3. UNM claims that a Co-Inventor Agreement relating to the beta-alethine inventions was also executed between the inventors and UNM. That agreement has not been “found” and is not in the record. In his declaration, however, Scallen acknowledges that in 1991 the inventors signed two Co-Inventor Agreements, one for the inventions in the three vitaletheine parent applications and one for the inventions in the two beta-alethine parent applications.
4. U.S. Patent Application 07/924,977 (Knight, Mann, & Scallen, “Beta-Alethine as Anti-Tumor Agent”); U.S. Patent Application 07/919,253 (Knight, Mann, & Scallen, “Beta-Alethine Use in Cell Culture and Therapy”); U.S. Patent Application 07/910,892 (Knight & Scallen, “Vitaletheine Modulators in the Prophylaxis and Treatment of Disease”); U.S. Patent Application 07/941,926 (Knight & Scallen, “Vitaletheine Modulators and Use in Cell Cultures”); U.S. Patent Application 07/928,725 (Knight & Scallen, “Therapeutic Use of Vitaletheine Modulators in Neoplasia”).
5. Upon a motion by Scallen, the district court issued an order declaring the 1983 Patent Policy to be the controlling patent policy in the lawsuit. Regents of the Univ. of N.M. v. Knight, No. CIV 99-0577, slip op. at 4 (D.N.M. Mar. 21, 2000). We will also treat the 1983 Patent Policy as the controlling policy.
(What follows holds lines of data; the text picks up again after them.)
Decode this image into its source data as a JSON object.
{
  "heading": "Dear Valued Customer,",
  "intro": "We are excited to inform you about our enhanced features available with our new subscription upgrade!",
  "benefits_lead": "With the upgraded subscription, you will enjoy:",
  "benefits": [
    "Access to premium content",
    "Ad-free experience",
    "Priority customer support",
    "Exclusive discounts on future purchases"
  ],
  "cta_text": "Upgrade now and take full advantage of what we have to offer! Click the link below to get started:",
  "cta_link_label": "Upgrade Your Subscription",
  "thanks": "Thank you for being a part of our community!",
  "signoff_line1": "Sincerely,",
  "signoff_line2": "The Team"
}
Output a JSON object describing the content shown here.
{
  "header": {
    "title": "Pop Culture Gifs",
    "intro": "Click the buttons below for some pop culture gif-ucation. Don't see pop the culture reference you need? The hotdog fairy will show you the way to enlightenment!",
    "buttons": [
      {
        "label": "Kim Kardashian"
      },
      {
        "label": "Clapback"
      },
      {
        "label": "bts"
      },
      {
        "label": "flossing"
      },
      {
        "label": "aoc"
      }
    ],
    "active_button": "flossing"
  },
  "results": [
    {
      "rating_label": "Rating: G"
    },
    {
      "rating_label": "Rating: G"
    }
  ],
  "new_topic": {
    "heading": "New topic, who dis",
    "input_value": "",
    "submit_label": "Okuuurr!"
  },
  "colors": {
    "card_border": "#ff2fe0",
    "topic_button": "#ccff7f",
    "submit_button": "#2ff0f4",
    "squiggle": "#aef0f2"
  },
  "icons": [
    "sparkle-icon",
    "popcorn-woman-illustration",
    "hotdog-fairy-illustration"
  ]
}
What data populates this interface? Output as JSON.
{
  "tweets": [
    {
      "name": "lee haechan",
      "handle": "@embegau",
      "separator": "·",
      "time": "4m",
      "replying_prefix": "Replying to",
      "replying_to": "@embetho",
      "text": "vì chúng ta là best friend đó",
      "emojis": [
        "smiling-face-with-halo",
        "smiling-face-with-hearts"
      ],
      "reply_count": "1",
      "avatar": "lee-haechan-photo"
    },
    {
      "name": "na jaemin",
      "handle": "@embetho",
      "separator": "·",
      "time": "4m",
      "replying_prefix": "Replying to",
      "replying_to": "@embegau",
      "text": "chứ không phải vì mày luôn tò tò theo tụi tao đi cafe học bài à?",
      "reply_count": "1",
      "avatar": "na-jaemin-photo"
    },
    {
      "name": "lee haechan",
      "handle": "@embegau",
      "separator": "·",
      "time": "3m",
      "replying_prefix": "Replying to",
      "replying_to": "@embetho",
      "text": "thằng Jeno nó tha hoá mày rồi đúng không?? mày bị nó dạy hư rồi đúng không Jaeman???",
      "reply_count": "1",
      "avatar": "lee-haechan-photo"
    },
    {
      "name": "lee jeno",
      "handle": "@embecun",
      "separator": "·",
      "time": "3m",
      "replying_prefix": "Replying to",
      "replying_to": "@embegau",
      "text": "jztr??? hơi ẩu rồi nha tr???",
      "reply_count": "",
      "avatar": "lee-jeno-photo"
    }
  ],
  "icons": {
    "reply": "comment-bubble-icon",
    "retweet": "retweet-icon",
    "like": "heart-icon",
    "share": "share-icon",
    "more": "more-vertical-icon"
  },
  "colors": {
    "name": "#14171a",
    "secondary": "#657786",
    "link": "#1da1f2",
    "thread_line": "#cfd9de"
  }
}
6. The Agreement further provides that “[i]t is understood by the Parties that UNM as the owner of the Inventions has the right to assign or license any of the Inventions.”
7. We need not enter the scientific dispute over whether the amended structures actually describe the vitaletheine inventions correctly, as that question has no bearing on the inventorship and ownership issues before us.
8. The regional circuits uniformly agree that Eleventh Amendment waiver is a question of law subject to de novo review.
9. The case primarily relied on by the district court, FDIC v. Hulsey, 22 F.3d 1472 (10th Cir.1994), involved a question of the federal sovereign's immunity from suit, not a state's immunity under the Eleventh Amendment. See id. at 1486-87.
10. Although we addressed a similar issue in Genentech, Inc. v. Eli Lilly & Co., 998 F.2d 931, 27 USPQ2d 1241 (Fed.Cir.1993), the facts of that case did not require us to distinguish between compulsory counterclaims and those in recoupment. See id. at 946-48, 998 F.2d 931, 27 USPQ2d at 1251-53.
11. The Lapides Court held that a state waives its Eleventh Amendment immunity when it removes a case from state court to federal court. 122 S.Ct. at 1646. Although the state in that case attempted to assert its Eleventh Amendment immunity for the very claim that it brought into federal court, whereas UNM seeks to invoke its Eleventh Amendment immunity for counterclaims asserted against it, the principles articulated by the Court in its opinion are both applicable and instructive.
LOURIE, Circuit Judge.